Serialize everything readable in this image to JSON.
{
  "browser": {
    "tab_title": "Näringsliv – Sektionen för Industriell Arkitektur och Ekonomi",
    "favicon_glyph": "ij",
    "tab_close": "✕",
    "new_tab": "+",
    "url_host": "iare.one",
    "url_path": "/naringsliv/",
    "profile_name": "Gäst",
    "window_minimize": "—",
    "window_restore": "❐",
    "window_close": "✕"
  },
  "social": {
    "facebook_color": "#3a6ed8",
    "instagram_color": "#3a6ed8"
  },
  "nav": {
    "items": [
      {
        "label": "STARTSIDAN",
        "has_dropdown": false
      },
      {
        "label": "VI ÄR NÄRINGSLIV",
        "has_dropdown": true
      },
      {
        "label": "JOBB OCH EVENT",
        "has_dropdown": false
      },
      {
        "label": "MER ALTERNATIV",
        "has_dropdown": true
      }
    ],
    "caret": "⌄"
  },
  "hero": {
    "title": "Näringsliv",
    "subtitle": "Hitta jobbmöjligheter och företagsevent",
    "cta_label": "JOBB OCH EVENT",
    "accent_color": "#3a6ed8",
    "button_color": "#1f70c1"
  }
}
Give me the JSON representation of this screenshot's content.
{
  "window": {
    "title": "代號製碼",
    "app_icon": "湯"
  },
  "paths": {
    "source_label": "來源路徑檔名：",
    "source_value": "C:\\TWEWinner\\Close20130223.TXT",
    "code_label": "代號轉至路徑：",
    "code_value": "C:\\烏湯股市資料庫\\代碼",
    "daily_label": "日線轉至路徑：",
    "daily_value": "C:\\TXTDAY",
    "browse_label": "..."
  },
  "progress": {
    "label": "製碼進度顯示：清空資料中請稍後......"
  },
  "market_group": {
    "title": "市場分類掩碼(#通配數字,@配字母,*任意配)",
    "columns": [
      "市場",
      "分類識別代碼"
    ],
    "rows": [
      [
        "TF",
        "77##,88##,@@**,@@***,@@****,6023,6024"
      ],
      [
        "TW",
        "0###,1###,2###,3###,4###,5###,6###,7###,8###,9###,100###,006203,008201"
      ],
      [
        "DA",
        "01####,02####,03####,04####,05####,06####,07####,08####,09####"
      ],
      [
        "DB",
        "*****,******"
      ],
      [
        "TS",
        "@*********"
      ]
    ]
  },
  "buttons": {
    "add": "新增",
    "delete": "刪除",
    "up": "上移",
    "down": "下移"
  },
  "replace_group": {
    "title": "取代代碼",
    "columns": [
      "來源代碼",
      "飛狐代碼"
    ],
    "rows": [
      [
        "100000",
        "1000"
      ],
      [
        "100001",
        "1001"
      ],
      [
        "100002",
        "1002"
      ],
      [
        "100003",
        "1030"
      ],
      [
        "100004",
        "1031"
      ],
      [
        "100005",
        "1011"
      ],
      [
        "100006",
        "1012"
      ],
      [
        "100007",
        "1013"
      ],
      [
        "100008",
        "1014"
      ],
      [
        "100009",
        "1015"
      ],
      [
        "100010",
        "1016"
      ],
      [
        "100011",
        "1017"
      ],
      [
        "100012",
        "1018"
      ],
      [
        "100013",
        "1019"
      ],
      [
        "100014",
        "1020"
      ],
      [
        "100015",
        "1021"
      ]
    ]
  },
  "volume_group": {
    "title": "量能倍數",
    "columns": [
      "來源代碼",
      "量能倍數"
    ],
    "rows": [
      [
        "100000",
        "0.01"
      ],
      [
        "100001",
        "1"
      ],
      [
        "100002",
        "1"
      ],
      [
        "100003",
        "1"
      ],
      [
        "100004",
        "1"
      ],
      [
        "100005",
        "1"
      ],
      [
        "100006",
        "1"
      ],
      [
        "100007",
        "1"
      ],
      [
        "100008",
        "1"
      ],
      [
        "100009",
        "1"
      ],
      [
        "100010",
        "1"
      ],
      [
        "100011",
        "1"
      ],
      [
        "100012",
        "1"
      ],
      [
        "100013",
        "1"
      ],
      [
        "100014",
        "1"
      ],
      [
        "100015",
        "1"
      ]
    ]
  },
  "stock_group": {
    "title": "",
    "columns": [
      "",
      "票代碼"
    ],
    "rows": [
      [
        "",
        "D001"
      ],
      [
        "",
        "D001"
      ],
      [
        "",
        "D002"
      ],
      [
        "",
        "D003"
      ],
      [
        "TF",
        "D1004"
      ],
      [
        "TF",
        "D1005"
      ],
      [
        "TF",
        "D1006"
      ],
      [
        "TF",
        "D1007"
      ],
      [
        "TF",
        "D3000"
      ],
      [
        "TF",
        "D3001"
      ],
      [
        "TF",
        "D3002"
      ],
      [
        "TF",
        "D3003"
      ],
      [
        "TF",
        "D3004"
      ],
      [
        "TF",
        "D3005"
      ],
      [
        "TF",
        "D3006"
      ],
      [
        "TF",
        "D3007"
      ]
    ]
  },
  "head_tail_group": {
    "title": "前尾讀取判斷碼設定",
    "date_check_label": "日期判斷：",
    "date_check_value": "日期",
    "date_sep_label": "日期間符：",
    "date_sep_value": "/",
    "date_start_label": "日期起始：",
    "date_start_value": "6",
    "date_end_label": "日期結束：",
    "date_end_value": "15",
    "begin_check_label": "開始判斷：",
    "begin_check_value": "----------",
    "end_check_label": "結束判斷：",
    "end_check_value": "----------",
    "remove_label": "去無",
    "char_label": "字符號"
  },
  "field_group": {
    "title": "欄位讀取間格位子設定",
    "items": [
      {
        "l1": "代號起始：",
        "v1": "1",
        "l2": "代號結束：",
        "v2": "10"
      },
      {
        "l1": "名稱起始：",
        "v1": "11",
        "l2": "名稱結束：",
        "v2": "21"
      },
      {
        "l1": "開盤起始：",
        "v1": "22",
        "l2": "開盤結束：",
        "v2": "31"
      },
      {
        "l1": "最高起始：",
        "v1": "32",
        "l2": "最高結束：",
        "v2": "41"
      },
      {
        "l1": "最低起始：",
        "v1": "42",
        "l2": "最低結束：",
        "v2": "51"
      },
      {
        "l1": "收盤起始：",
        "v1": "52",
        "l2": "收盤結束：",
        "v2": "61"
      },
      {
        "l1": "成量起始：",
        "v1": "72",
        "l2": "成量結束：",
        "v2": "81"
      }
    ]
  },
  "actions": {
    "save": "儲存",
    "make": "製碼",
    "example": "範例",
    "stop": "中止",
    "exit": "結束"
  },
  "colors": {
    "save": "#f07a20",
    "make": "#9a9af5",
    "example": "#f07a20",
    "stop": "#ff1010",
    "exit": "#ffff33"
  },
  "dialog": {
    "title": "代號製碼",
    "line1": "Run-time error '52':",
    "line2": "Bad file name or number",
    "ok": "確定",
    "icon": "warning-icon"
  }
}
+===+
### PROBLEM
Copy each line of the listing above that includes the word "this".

### WRITTEN RESPONSE
Serialize everything readable in this image to JSON.
Give me the JSON representation of this screenshot's content.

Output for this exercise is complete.